By DAVID A. LIEB
JEFFERSON CITY, Mo. (AP) - Wisconsin Republican Ron Johnson parlayed a career in manufacturing into a seat in the U.S. Senate. Now, Johnson is trying to help a Missouri Republican with a similar background accomplish the same thing.
Johnson attended a fundraiser and campaign event Wednesday in suburban St. Louis for John Brunner, one of three prominent Republicans seeking to challenge Democratic U.S. Sen. Claire McCaskill in November. A Brunner spokesman said the campaign hopes to raise $50,000 from the event.
Both Johnson and Brunner have backgrounds in family manufacturing businesses.
Not long after college, Johnson joined his brother-in-law's fledgling company, Pacur LLC, and rose from a machine operator to an accountant before eventually becoming president of the plastics-packaging manufacturer based in Oshkosh, Wis.
Brunner grew up in the family business of Vi-Jon Inc. After attending college and serving in the U.S. Marine Corps, he eventually became CEO and chairman of the St. Louis-based health care products company.
Johnson and Brunner come from the same generation - Johnson is 57, Brunner 60. Both are married fathers of three adult children. And both have poured millions of their own wealth into their Senate campaigns.

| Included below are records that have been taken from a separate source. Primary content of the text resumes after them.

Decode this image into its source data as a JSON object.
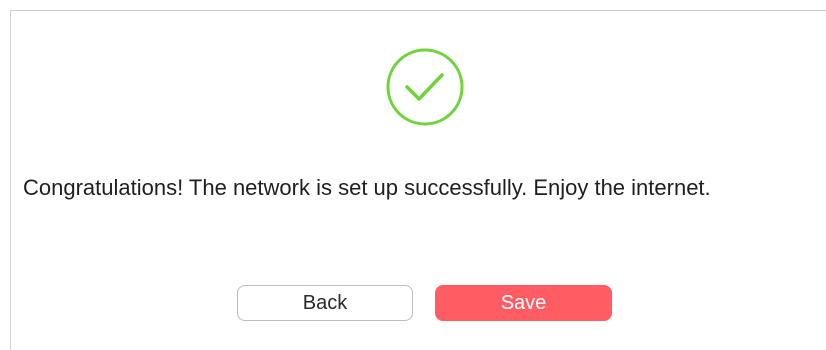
{
  "icon": {
    "name": "checkmark-circle-icon",
    "color": "#6fd43a"
  },
  "message": {
    "text": "Congratulations! The network is set up successfully. Enjoy the internet."
  },
  "actions": {
    "back_label": "Back",
    "save_label": "Save",
    "save_color": "#ff5c63"
  }
}
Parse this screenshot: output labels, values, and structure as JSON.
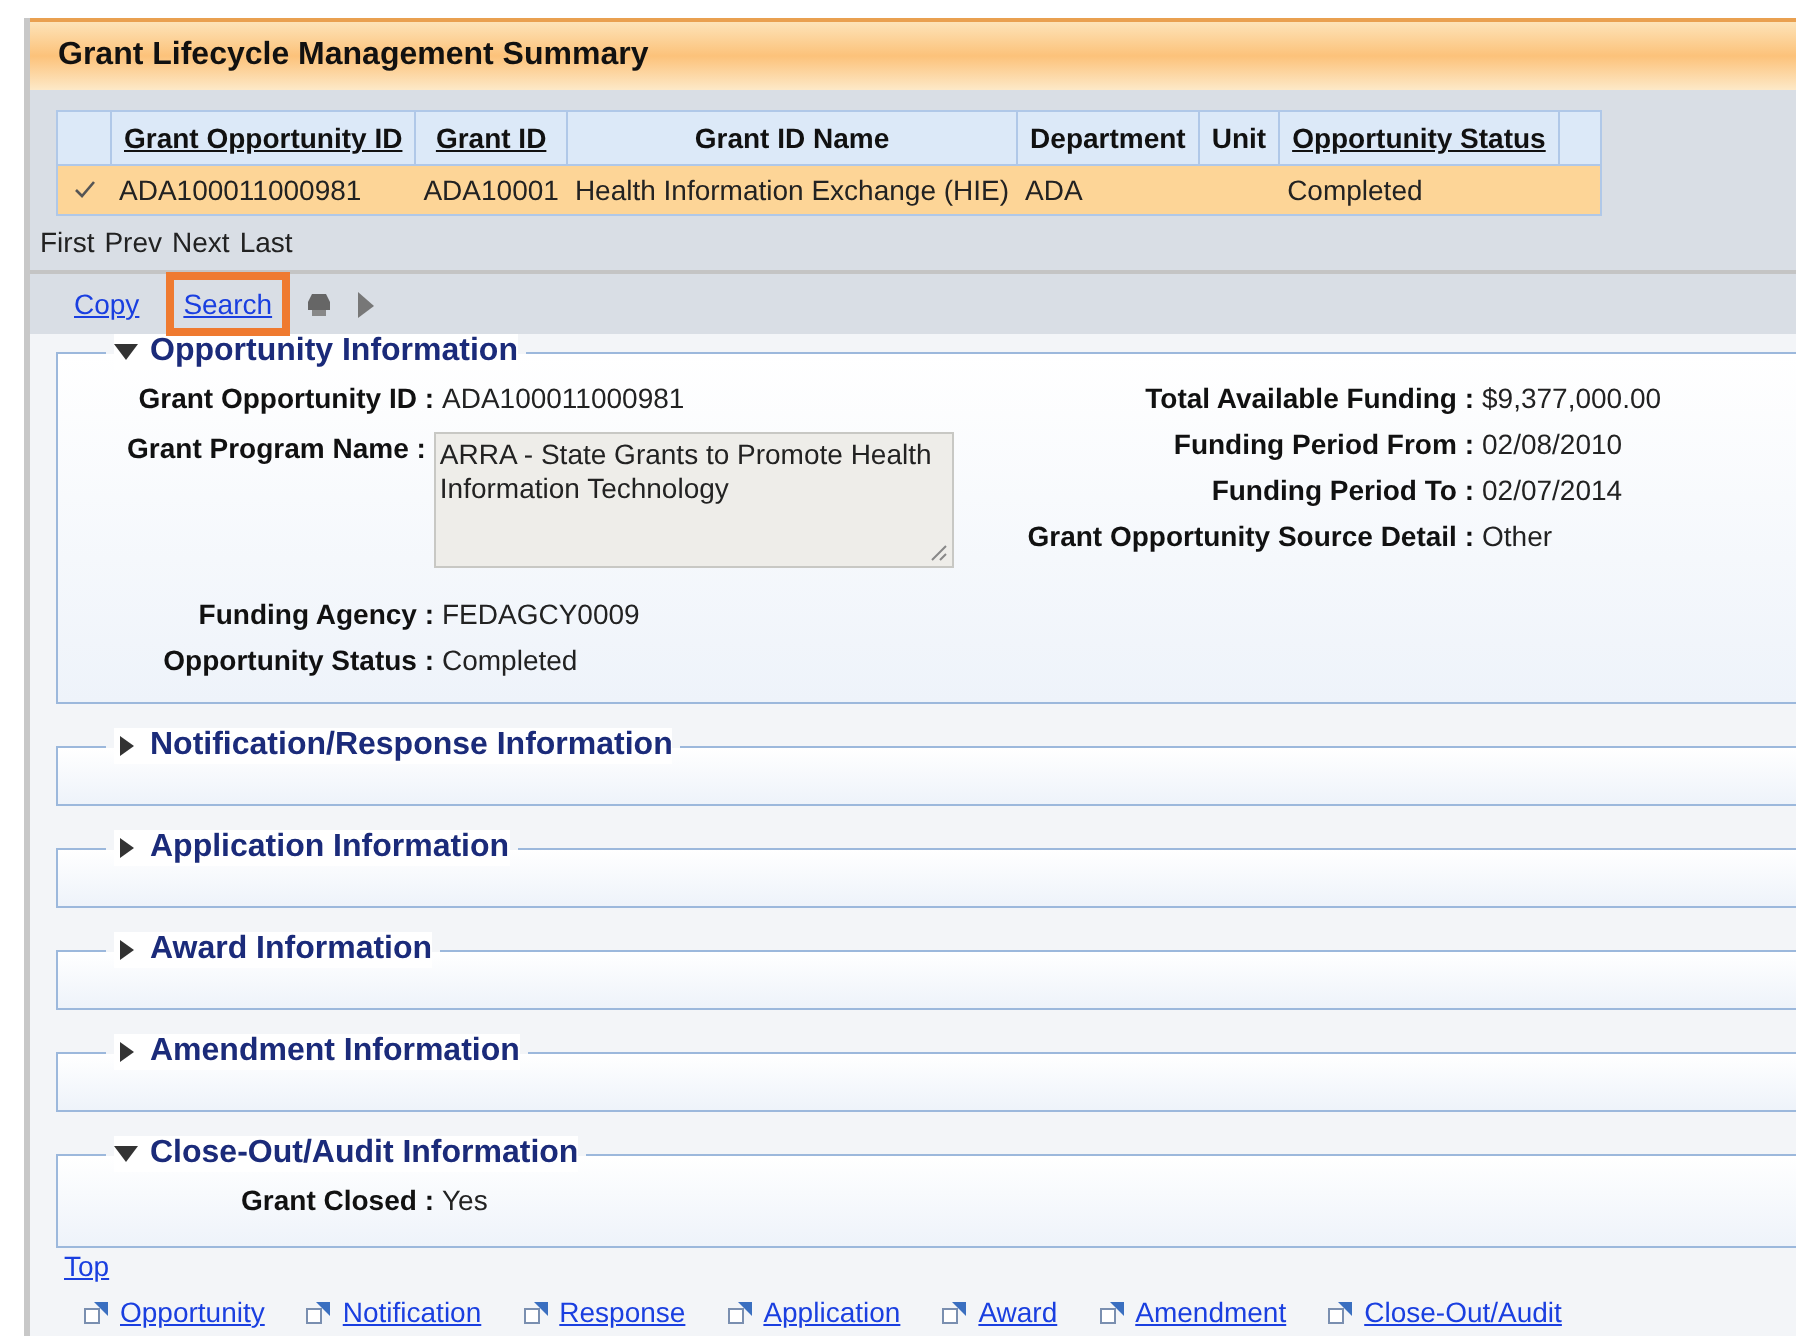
{
  "window": {
    "title": "Grant Lifecycle Management Summary"
  },
  "table": {
    "columns": [
      {
        "label": "Grant Opportunity ID",
        "sortable": true
      },
      {
        "label": "Grant ID",
        "sortable": true
      },
      {
        "label": "Grant ID Name",
        "sortable": false
      },
      {
        "label": "Department",
        "sortable": false
      },
      {
        "label": "Unit",
        "sortable": false
      },
      {
        "label": "Opportunity Status",
        "sortable": true
      }
    ],
    "rows": [
      {
        "selected": true,
        "cells": [
          "ADA100011000981",
          "ADA10001",
          "Health Information Exchange (HIE)",
          "ADA",
          "",
          "Completed"
        ]
      }
    ]
  },
  "pager": [
    "First",
    "Prev",
    "Next",
    "Last"
  ],
  "toolbar": {
    "links": [
      {
        "label": "Copy",
        "highlighted": false
      },
      {
        "label": "Search",
        "highlighted": true
      }
    ]
  },
  "sections": [
    {
      "title": "Opportunity Information",
      "expanded": true,
      "left_fields": [
        {
          "kind": "text",
          "label": "Grant Opportunity ID :",
          "value": "ADA100011000981"
        },
        {
          "kind": "textarea",
          "label": "Grant Program Name :",
          "value": "ARRA - State Grants to Promote Health Information Technology"
        },
        {
          "kind": "text",
          "label": "Funding Agency :",
          "value": "FEDAGCY0009"
        },
        {
          "kind": "text",
          "label": "Opportunity Status :",
          "value": "Completed"
        }
      ],
      "right_fields": [
        {
          "label": "Total Available Funding :",
          "value": "$9,377,000.00"
        },
        {
          "label": "Funding Period From :",
          "value": "02/08/2010"
        },
        {
          "label": "Funding Period To :",
          "value": "02/07/2014"
        },
        {
          "label": "Grant Opportunity Source Detail :",
          "value": "Other"
        }
      ]
    },
    {
      "title": "Notification/Response Information",
      "expanded": false
    },
    {
      "title": "Application Information",
      "expanded": false
    },
    {
      "title": "Award Information",
      "expanded": false
    },
    {
      "title": "Amendment Information",
      "expanded": false
    },
    {
      "title": "Close-Out/Audit Information",
      "expanded": true,
      "left_fields": [
        {
          "kind": "text",
          "label": "Grant Closed :",
          "value": "Yes"
        }
      ]
    }
  ],
  "top_link": "Top",
  "footer_links": [
    "Opportunity",
    "Notification",
    "Response",
    "Application",
    "Award",
    "Amendment",
    "Close-Out/Audit"
  ]
}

After Johnson ousted Democratic U.S. Sen. Russ Feingold in the 2010 election, Brunner met with the freshman senator last year in Washington while trying to decide whether to embark on a similar campaign against McCaskill. Like Johnson, Brunner is campaigning on his private-sector experience.
"Both of us have backgrounds in terms of understanding what kind of environment works - and what kind of environment is suppressive - to job creation," Brunner said.
Added Johnson: "It's extremely important that we bring more of what I would refer to as 'citizen legislators' to Washington - people that have lived a full life, maybe raised a family, but had a full career."
Brunner's competitors in the Aug. 7 Republican primary include U.S. Rep. Todd Akin of suburban St. Louis and former state Treasurer Sarah Steelman of Rolla. All three have been appearing together at candidate forums hosted around the state, and all three have emphasized the need to get reduce government interefence in business to help spur the economy.